The day Investec signed the three-year sponsorship deal for the Derby meeting was not just a good one for the Epsom management team but for British racing in general.
Anyone who has read the ‘Talking To’ feature in the June issue of Thoroughbred Owner & Breeder cannot fail to be impressed by the passion and enthusiasm for racing and breeding espoused by Investec’s Managing Director Bernard Kantor, and his company has done much to raise the profile of the blue riband with an extensive and classy marketing campaign alongside its sponsorship commitment.
Kantor has had a long-term and global connection with the sport and he will doubtless have enjoyed the result of the Investec Oaks more than any other race during the excellent two days of racing on the Epsom Downs. The winner, Dancing Rain, was trained by his good friend William Haggas for Martin and Lee Taylor, but Haggas and Kantor have also enjoyed much success together on the track via the likes of Count Dubois, King’s Apostle and the half-siblings Moon Dazzle and Dupont. The last three named were all bred by Kantor under his Wentworth Racing banner.
“The late Laurie Jaffee recommended me as a trainer to Bernard and the first horse I trained for him was Main Street back in 1997,” says Haggas, still hoarse from roaring home Dancing Rain more than 48 hours after her Classic success. “He’s a wonderful man to train for and he was thrilled that we won the Oaks.”
Despite having a 100% strike rate with his runners in Epsom Classics – Dancing Rain having added to Shaamit’s 1996 Derby win – Haggas’s greatest regret is South Easter’s late defection from the Derby line-up in 2009, the first year of Investec’s sponsorship. The Galileo colt is owned in partnership by Kantor and Marcus Jooste.
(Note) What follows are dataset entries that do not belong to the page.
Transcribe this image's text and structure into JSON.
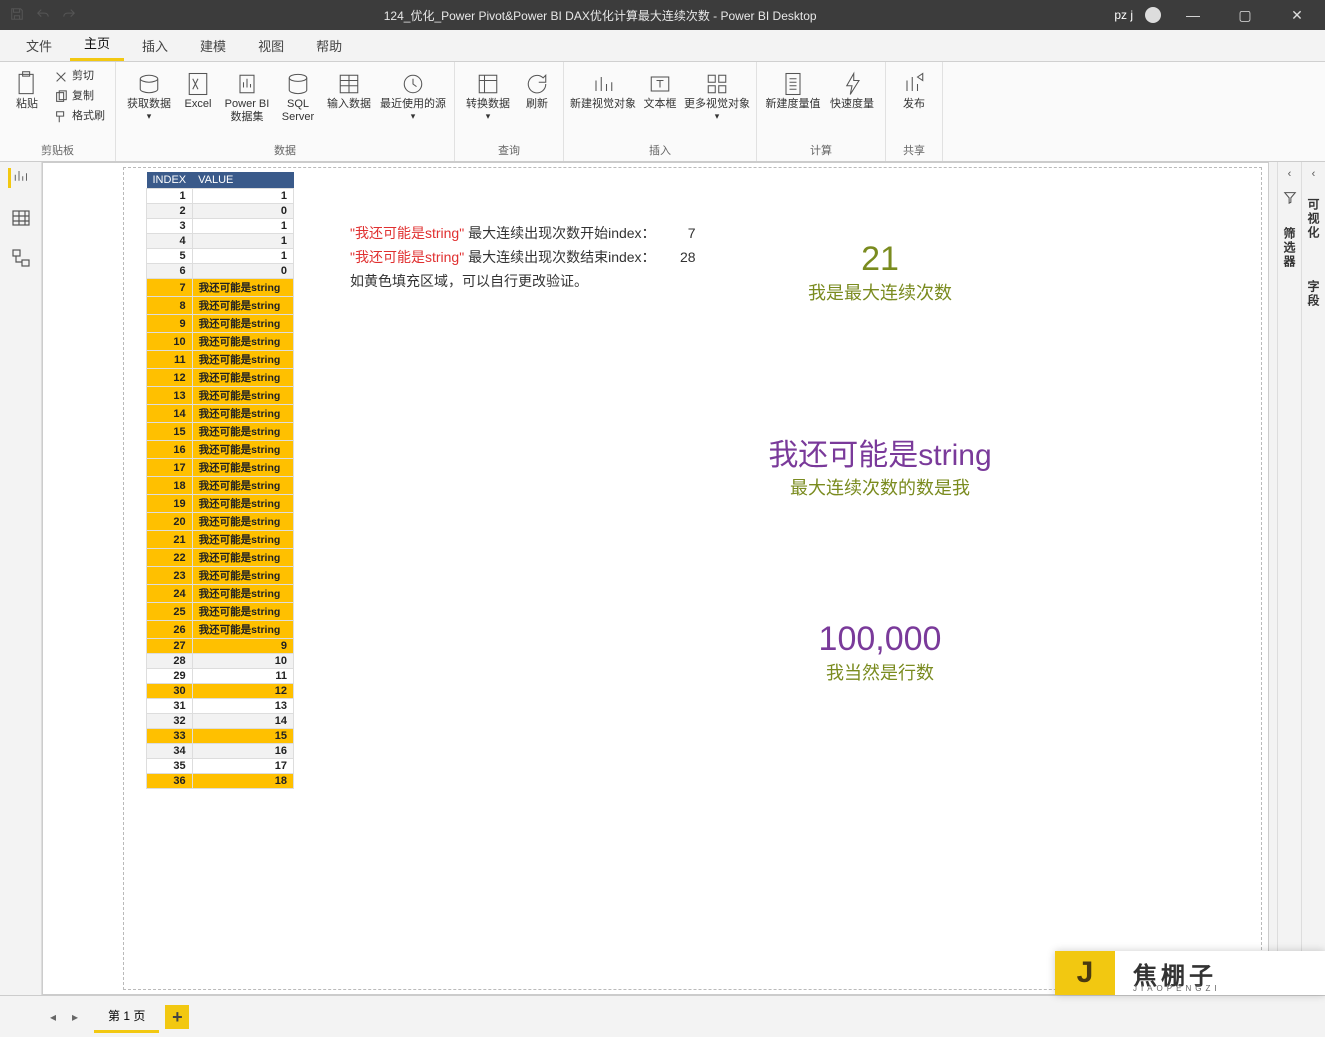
{
  "titlebar": {
    "title": "124_优化_Power Pivot&Power BI DAX优化计算最大连续次数 - Power BI Desktop",
    "user": "pz j"
  },
  "tabs": [
    "文件",
    "主页",
    "插入",
    "建模",
    "视图",
    "帮助"
  ],
  "activeTab": 1,
  "ribbon": {
    "clipboard": {
      "paste": "粘贴",
      "cut": "剪切",
      "copy": "复制",
      "format": "格式刷",
      "group": "剪贴板"
    },
    "data": {
      "get": "获取数据",
      "excel": "Excel",
      "pbi_ds": "Power BI 数据集",
      "sql": "SQL Server",
      "enter": "输入数据",
      "recent": "最近使用的源",
      "group": "数据"
    },
    "query": {
      "transform": "转换数据",
      "refresh": "刷新",
      "group": "查询"
    },
    "insert": {
      "newvis": "新建视觉对象",
      "textbox": "文本框",
      "morevis": "更多视觉对象",
      "group": "插入"
    },
    "calc": {
      "newmeasure": "新建度量值",
      "quickmeasure": "快速度量",
      "group": "计算"
    },
    "share": {
      "publish": "发布",
      "group": "共享"
    }
  },
  "table": {
    "headers": [
      "INDEX",
      "VALUE"
    ],
    "rows": [
      {
        "i": 1,
        "v": "1",
        "hl": false,
        "alt": false
      },
      {
        "i": 2,
        "v": "0",
        "hl": false,
        "alt": true
      },
      {
        "i": 3,
        "v": "1",
        "hl": false,
        "alt": false
      },
      {
        "i": 4,
        "v": "1",
        "hl": false,
        "alt": true
      },
      {
        "i": 5,
        "v": "1",
        "hl": false,
        "alt": false
      },
      {
        "i": 6,
        "v": "0",
        "hl": false,
        "alt": true
      },
      {
        "i": 7,
        "v": "我还可能是string",
        "hl": true,
        "str": true
      },
      {
        "i": 8,
        "v": "我还可能是string",
        "hl": true,
        "str": true
      },
      {
        "i": 9,
        "v": "我还可能是string",
        "hl": true,
        "str": true
      },
      {
        "i": 10,
        "v": "我还可能是string",
        "hl": true,
        "str": true
      },
      {
        "i": 11,
        "v": "我还可能是string",
        "hl": true,
        "str": true
      },
      {
        "i": 12,
        "v": "我还可能是string",
        "hl": true,
        "str": true
      },
      {
        "i": 13,
        "v": "我还可能是string",
        "hl": true,
        "str": true
      },
      {
        "i": 14,
        "v": "我还可能是string",
        "hl": true,
        "str": true
      },
      {
        "i": 15,
        "v": "我还可能是string",
        "hl": true,
        "str": true
      },
      {
        "i": 16,
        "v": "我还可能是string",
        "hl": true,
        "str": true
      },
      {
        "i": 17,
        "v": "我还可能是string",
        "hl": true,
        "str": true
      },
      {
        "i": 18,
        "v": "我还可能是string",
        "hl": true,
        "str": true
      },
      {
        "i": 19,
        "v": "我还可能是string",
        "hl": true,
        "str": true
      },
      {
        "i": 20,
        "v": "我还可能是string",
        "hl": true,
        "str": true
      },
      {
        "i": 21,
        "v": "我还可能是string",
        "hl": true,
        "str": true
      },
      {
        "i": 22,
        "v": "我还可能是string",
        "hl": true,
        "str": true
      },
      {
        "i": 23,
        "v": "我还可能是string",
        "hl": true,
        "str": true
      },
      {
        "i": 24,
        "v": "我还可能是string",
        "hl": true,
        "str": true
      },
      {
        "i": 25,
        "v": "我还可能是string",
        "hl": true,
        "str": true
      },
      {
        "i": 26,
        "v": "我还可能是string",
        "hl": true,
        "str": true
      },
      {
        "i": 27,
        "v": "9",
        "hl": true,
        "alt": false
      },
      {
        "i": 28,
        "v": "10",
        "hl": false,
        "alt": true
      },
      {
        "i": 29,
        "v": "11",
        "hl": false,
        "alt": false
      },
      {
        "i": 30,
        "v": "12",
        "hl": true,
        "alt": false
      },
      {
        "i": 31,
        "v": "13",
        "hl": false,
        "alt": false
      },
      {
        "i": 32,
        "v": "14",
        "hl": false,
        "alt": true
      },
      {
        "i": 33,
        "v": "15",
        "hl": true,
        "alt": false
      },
      {
        "i": 34,
        "v": "16",
        "hl": false,
        "alt": true
      },
      {
        "i": 35,
        "v": "17",
        "hl": false,
        "alt": false
      },
      {
        "i": 36,
        "v": "18",
        "hl": true,
        "alt": false
      }
    ]
  },
  "notes": {
    "p1a": "\"我还可能是string\"",
    "p1b": "最大连续出现次数开始index：",
    "p1v": "7",
    "p2a": "\"我还可能是string\"",
    "p2b": "最大连续出现次数结束index：",
    "p2v": "28",
    "p3": "如黄色填充区域，可以自行更改验证。"
  },
  "cards": {
    "c1": {
      "big": "21",
      "sub": "我是最大连续次数"
    },
    "c2": {
      "big": "我还可能是string",
      "sub": "最大连续次数的数是我"
    },
    "c3": {
      "big": "100,000",
      "sub": "我当然是行数"
    }
  },
  "rightpanes": {
    "filter": "筛选器",
    "viz": "可视化",
    "fields": "字段"
  },
  "footer": {
    "page": "第 1 页"
  },
  "logo": {
    "j": "J",
    "cn": "焦棚子",
    "py": "JIAOPENGZI"
  }
}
The trainer says: “From my point of view, preparing South Easter to run in the Investec Derby was like Sir Michael Stoute preparing Carlton House. When he scoped badly and I had to give Bernard the bad news, he said simply, ‘You have to do what’s right for the horse’. He didn’t even flinch and I know how desperately he wanted a runner in the Derby.”
Kantor was not the only one close to Haggas delighted to see Dancing Rain earn her Group 1 laurels. The trainer’s wife, Maureen, who, as a daughter of Lester Piggott must have a genetic pull towards Epsom, was the filly’s regular rider at home until an accident in early May left her with a broken leg.
“Maureen was just putting Dancing Rain through our practice stalls at home and she jumped awkwardly and the filly went one way and Maureen the other,” recalls Haggas. “It was the day after her 50th birthday so I teased her that old women shouldn’t be riding racehorses but it’s been incredibly frustrating for her not to be able to ride Dancing Rain in the build up to the race.”
Judging by the broad grin on Mrs Haggas’s face as she hopped on one crutch in the wake of their Oaks winner on Friday afternoon, she has long since forgiven both Dancing Rain and her husband for his unfortunate sense of humour.